REQUIREMENT -> Work through the lines of the material below, note those with the word "heading", and give their number, nothing else.

[[ DATA SUPPLIED open ]]

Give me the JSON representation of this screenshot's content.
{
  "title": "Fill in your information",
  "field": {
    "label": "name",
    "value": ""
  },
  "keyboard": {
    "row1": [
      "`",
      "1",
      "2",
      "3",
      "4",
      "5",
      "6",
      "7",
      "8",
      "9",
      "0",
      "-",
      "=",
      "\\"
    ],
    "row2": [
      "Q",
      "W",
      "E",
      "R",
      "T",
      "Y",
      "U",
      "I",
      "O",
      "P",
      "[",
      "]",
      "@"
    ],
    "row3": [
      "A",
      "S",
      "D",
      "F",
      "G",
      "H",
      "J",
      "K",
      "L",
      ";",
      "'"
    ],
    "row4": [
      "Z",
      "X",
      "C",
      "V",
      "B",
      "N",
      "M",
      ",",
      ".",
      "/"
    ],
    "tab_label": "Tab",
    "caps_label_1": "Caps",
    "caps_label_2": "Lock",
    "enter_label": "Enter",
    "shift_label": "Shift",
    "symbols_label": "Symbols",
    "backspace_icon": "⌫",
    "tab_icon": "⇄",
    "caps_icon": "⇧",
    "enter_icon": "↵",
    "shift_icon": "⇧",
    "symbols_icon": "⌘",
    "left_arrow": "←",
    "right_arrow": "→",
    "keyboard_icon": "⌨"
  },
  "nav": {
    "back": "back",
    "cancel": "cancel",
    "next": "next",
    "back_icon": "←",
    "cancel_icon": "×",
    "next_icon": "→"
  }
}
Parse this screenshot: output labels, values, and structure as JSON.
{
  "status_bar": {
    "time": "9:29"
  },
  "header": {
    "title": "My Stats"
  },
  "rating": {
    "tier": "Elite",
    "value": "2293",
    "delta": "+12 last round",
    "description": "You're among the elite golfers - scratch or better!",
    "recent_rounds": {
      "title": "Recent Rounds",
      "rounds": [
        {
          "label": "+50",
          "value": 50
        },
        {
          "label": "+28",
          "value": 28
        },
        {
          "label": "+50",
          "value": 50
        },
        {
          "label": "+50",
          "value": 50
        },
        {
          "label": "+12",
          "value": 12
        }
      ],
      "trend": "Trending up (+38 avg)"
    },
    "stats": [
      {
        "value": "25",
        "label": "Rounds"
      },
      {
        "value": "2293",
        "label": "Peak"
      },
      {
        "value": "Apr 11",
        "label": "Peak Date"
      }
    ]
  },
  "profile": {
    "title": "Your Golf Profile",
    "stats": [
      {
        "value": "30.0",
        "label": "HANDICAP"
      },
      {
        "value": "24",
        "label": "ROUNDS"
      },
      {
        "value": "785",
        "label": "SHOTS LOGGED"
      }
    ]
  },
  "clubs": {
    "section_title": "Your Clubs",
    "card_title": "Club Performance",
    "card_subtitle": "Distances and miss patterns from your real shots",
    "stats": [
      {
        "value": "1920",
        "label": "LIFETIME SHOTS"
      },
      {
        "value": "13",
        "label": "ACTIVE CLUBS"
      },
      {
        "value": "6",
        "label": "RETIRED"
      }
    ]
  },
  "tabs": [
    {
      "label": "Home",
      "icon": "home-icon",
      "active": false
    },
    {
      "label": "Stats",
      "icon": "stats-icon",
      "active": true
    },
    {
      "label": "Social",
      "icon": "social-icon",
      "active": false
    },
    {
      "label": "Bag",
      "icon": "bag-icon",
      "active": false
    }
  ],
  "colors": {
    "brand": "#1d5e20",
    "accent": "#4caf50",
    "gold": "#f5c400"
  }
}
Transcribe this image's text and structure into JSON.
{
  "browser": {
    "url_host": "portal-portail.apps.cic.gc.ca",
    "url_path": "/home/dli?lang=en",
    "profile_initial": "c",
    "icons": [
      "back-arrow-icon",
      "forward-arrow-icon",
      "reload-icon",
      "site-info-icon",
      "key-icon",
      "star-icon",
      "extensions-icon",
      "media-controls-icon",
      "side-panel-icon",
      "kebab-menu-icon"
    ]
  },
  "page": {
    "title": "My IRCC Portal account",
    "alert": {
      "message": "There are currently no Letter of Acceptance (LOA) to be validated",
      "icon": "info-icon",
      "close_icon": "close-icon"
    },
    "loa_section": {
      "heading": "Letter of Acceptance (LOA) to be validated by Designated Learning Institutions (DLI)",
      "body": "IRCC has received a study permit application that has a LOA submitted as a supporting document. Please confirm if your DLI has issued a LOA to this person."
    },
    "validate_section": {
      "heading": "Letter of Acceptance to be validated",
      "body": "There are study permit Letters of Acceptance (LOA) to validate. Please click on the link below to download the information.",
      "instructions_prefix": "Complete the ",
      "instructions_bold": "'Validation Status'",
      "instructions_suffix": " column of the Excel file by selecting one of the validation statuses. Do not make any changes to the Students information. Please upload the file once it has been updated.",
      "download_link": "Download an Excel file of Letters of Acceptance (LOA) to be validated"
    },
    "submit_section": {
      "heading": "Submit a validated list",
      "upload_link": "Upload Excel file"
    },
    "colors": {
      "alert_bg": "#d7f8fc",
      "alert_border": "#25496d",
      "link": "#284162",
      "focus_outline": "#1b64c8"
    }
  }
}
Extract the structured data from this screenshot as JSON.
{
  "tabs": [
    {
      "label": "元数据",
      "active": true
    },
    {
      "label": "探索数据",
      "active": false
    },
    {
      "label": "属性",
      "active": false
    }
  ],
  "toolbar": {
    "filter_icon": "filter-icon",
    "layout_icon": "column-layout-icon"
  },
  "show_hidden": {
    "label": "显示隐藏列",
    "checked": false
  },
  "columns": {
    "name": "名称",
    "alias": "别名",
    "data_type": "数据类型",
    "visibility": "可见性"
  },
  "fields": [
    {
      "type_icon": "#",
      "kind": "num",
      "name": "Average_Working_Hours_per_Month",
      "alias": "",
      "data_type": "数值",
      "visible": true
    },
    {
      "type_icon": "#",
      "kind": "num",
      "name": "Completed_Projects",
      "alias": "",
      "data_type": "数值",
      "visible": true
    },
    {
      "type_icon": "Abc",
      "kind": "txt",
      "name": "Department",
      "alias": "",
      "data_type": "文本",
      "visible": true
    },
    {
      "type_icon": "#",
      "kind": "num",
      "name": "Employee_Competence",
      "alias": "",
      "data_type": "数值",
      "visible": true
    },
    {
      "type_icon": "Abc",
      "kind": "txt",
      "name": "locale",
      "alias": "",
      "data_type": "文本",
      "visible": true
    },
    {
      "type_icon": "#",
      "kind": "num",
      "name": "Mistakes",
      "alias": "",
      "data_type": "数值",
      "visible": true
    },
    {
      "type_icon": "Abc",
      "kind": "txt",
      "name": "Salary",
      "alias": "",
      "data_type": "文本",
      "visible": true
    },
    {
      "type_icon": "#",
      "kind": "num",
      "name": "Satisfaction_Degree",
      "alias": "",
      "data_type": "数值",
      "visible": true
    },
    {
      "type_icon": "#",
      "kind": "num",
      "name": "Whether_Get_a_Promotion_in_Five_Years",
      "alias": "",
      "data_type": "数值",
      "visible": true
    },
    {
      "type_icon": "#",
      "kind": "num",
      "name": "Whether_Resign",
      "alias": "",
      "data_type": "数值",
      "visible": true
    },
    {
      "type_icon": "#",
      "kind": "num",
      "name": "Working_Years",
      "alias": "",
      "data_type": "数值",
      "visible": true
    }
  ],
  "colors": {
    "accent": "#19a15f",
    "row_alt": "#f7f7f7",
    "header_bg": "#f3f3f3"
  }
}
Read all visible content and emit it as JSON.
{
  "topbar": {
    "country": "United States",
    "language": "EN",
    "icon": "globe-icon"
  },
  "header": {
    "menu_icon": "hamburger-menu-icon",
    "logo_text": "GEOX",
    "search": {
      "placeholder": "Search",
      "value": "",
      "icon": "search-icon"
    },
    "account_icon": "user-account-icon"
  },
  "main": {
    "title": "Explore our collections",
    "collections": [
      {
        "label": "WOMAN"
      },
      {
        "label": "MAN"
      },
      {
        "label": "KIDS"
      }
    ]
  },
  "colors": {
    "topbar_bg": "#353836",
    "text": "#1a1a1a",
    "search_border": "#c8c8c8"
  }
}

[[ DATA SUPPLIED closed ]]

SOLVED PROBLEM -> 3